The principle we're discussing
Belonging signals can empower people to face challenges, take initiative, and go above and beyond.
Here’s a real-world example: Google was the underdog in the race to open up the personalized advertisements market, but their AdWords project was failing to match expectations.
One day, the founder Larry Page taped printouts of underperforming ads alongside a pinned note reading "These Ads Suck."
In another company, that might have been seen as an act of passive aggression, but at Google it was a challenge.
In the early 2000s, Google's culture already stood out. Employees and executives alike participated in raucous street hockey games in the company parking lot, and every Friday the founders invited anyone in the company to challenge them with questions and ideas.
The company culture balanced competition with belonging.
Jeff Dean, an engineer who wasn't on the AdWords team, rose to the occasion. He realized he had a solution that could solve the team's problems, worked through the weekend to prove it out, and by Monday had a solution that led to Google conquering the market.
Why this principle is important and matters to you
Google was a “hot house of belonging clues,” where no one managed status or worried about who was in charge. Instead of asking for permission or tending to the mountain of work on his desk, Dean took the initiative to solve a problem that completely transformed the company.
Feelings of safety aren’t earned overnight. Humans are hardwired to be on the lookout for danger. Much like romantic relationships, reminding others that they are safe and belong further strengthens connections.
This happens when belonging signals are shared consistently, no matter how high up the corporate ladder the person reinforcing these signals is.
This provides practical ways to apply learnings from this Spark
When a founder such as Larry Page and an engineer like Jeff Dean are in constant contact and communication, be it through shared projects or company-wide activities, there’s a kind of cohesion that occurs. This cohesion will embolden someone to go above and beyond their title—and potentially make a billion dollar contribution like Dean’s.
Look for cues of belonging on your team or within your organization, and behaviors that might signal a lack of safety.
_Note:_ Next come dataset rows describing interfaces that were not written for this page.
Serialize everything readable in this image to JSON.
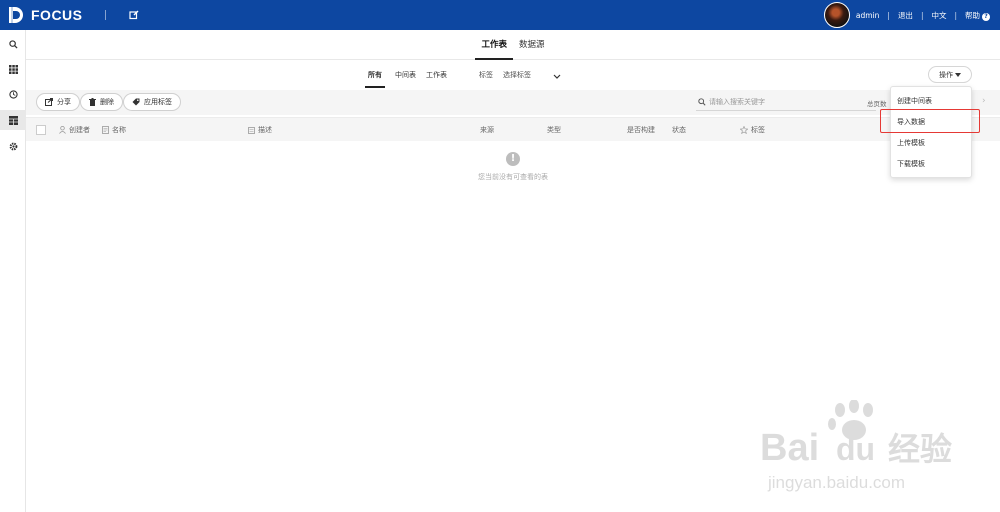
{
  "header": {
    "app_name": "FOCUS",
    "user": "admin",
    "logout": "退出",
    "language": "中文",
    "help": "帮助",
    "brand_color": "#0d47a1"
  },
  "sidebar": {
    "items": [
      {
        "icon": "search-icon"
      },
      {
        "icon": "grid-icon"
      },
      {
        "icon": "clock-icon"
      },
      {
        "icon": "table-icon",
        "active": true
      },
      {
        "icon": "gear-icon"
      }
    ]
  },
  "main_tabs": [
    {
      "label": "工作表",
      "active": true
    },
    {
      "label": "数据源",
      "active": false
    }
  ],
  "sub_tabs": {
    "all": "所有",
    "intermediate": "中间表",
    "worksheet": "工作表",
    "tag": "标签",
    "select_tag": "选择标签"
  },
  "operate_button": "操作",
  "toolbar": {
    "share": "分享",
    "delete": "删除",
    "apply_tag": "应用标签",
    "search_placeholder": "请输入搜索关键字",
    "total_label": "总页数"
  },
  "table": {
    "columns": {
      "creator": "创建者",
      "name": "名称",
      "description": "描述",
      "source": "来源",
      "type": "类型",
      "is_built": "是否构建",
      "status": "状态",
      "tag": "标签"
    },
    "empty_text": "您当前没有可查看的表"
  },
  "dropdown": {
    "items": [
      "创建中间表",
      "导入数据",
      "上传模板",
      "下载模板"
    ],
    "highlighted": "导入数据",
    "highlight_color": "#e53935"
  },
  "watermark": {
    "line1": "Bai",
    "line1b": "du",
    "line1c": "经验",
    "line2": "jingyan.baidu.com"
  }
}
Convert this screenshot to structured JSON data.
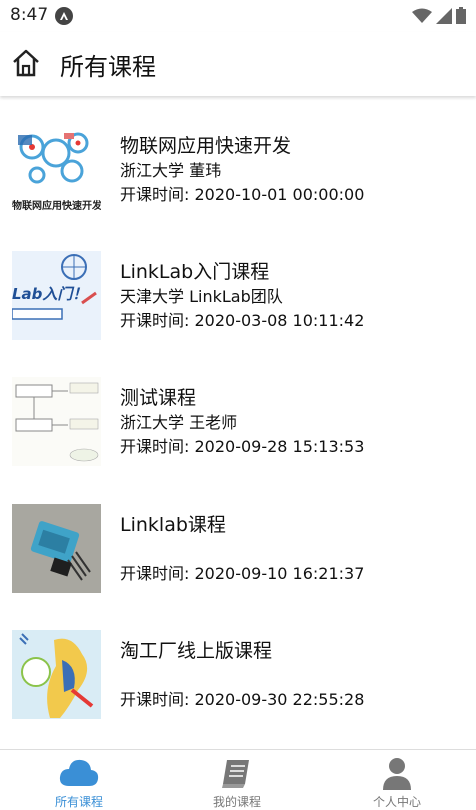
{
  "status_bar": {
    "time": "8:47"
  },
  "header": {
    "title": "所有课程"
  },
  "courses": [
    {
      "name": "物联网应用快速开发",
      "teacher": "浙江大学 董玮",
      "start_time": "开课时间: 2020-10-01 00:00:00",
      "thumb_caption": "物联网应用快速开发"
    },
    {
      "name": "LinkLab入门课程",
      "teacher": "天津大学 LinkLab团队",
      "start_time": "开课时间: 2020-03-08 10:11:42",
      "thumb_caption": "Lab入门！"
    },
    {
      "name": "测试课程",
      "teacher": "浙江大学 王老师",
      "start_time": "开课时间: 2020-09-28 15:13:53"
    },
    {
      "name": "Linklab课程",
      "teacher": "",
      "start_time": "开课时间: 2020-09-10 16:21:37"
    },
    {
      "name": "淘工厂线上版课程",
      "teacher": "",
      "start_time": "开课时间: 2020-09-30 22:55:28"
    }
  ],
  "bottom_nav": {
    "items": [
      {
        "label": "所有课程",
        "icon": "cloud-icon",
        "active": true
      },
      {
        "label": "我的课程",
        "icon": "book-icon",
        "active": false
      },
      {
        "label": "个人中心",
        "icon": "person-icon",
        "active": false
      }
    ],
    "active_color": "#3a8fd6",
    "inactive_color": "#777777"
  }
}
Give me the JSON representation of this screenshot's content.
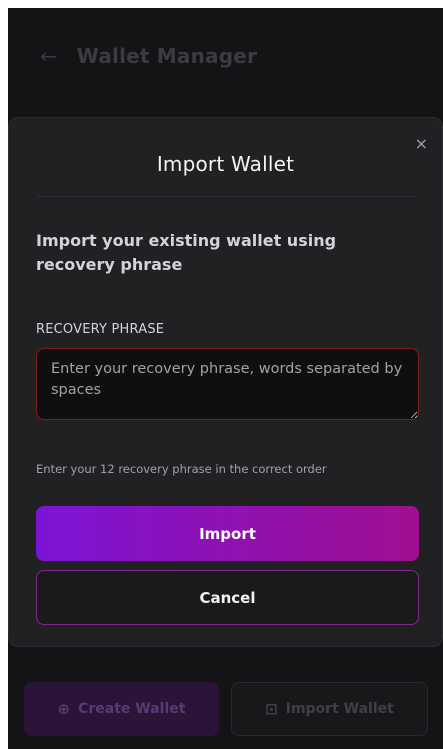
{
  "background": {
    "back_icon": "←",
    "title": "Wallet Manager",
    "create_icon": "⊕",
    "create_label": "Create Wallet",
    "import_icon": "⊡",
    "import_label": "Import Wallet"
  },
  "modal": {
    "close_icon": "×",
    "title": "Import Wallet",
    "subtitle": "Import your existing wallet using recovery phrase",
    "field_label": "RECOVERY PHRASE",
    "field_value": "",
    "field_placeholder": "Enter your recovery phrase, words separated by spaces",
    "hint": "Enter your 12 recovery phrase in the correct order",
    "import_button": "Import",
    "cancel_button": "Cancel"
  },
  "colors": {
    "accent_start": "#7c14d6",
    "accent_end": "#a00f8f",
    "error_border": "#7f1d1d",
    "modal_bg": "#212124",
    "page_bg": "#141416"
  }
}
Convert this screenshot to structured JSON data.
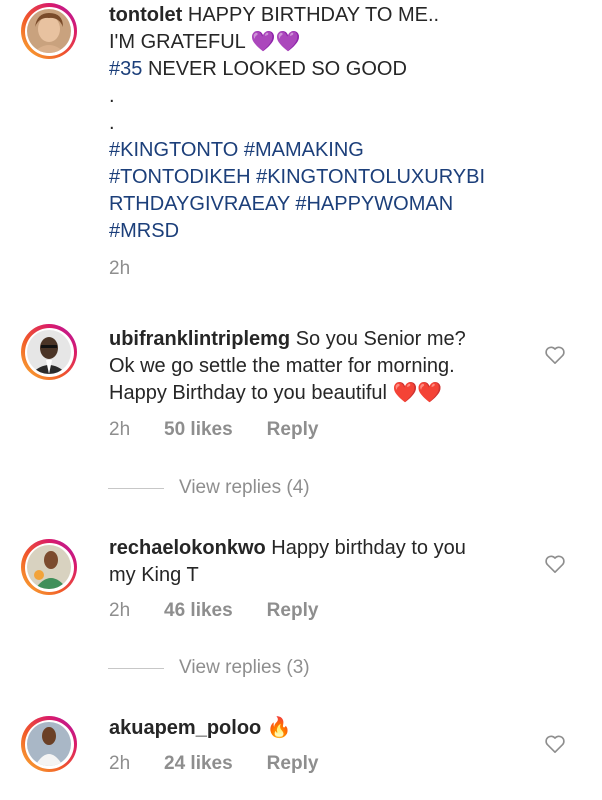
{
  "comments": [
    {
      "username": "tontolet",
      "text_line1": "HAPPY BIRTHDAY TO ME..",
      "text_line2": "I'M GRATEFUL",
      "emoji_line2": "💜💜",
      "hashtag_35": "#35",
      "text_line3": "NEVER LOOKED SO GOOD",
      "dot1": ".",
      "dot2": ".",
      "hashtags": [
        "#KINGTONTO #MAMAKING",
        "#TONTODIKEH #KINGTONTOLUXURYBI",
        "RTHDAYGIVRAEAY #HAPPYWOMAN",
        "#MRSD"
      ],
      "time": "2h"
    },
    {
      "username": "ubifranklintriplemg",
      "text_lines": [
        "So you Senior me?",
        "Ok we go settle the matter for morning.",
        "Happy Birthday to you beautiful"
      ],
      "emoji": "❤️❤️",
      "time": "2h",
      "likes": "50 likes",
      "reply": "Reply",
      "view_replies": "View replies (4)"
    },
    {
      "username": "rechaelokonkwo",
      "text_lines": [
        "Happy birthday to you",
        "my King T"
      ],
      "time": "2h",
      "likes": "46 likes",
      "reply": "Reply",
      "view_replies": "View replies (3)"
    },
    {
      "username": "akuapem_poloo",
      "emoji": "🔥",
      "time": "2h",
      "likes": "24 likes",
      "reply": "Reply"
    }
  ],
  "colors": {
    "hashtag": "#1c3f7a",
    "meta": "#8e8e8e",
    "text": "#262626"
  },
  "icons": [
    "heart-outline-icon"
  ]
}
Have a discussion with your team or manager about which of these can be improved or changed.
An opportunity to reflect on yourself and/or your team and how you can apply these insights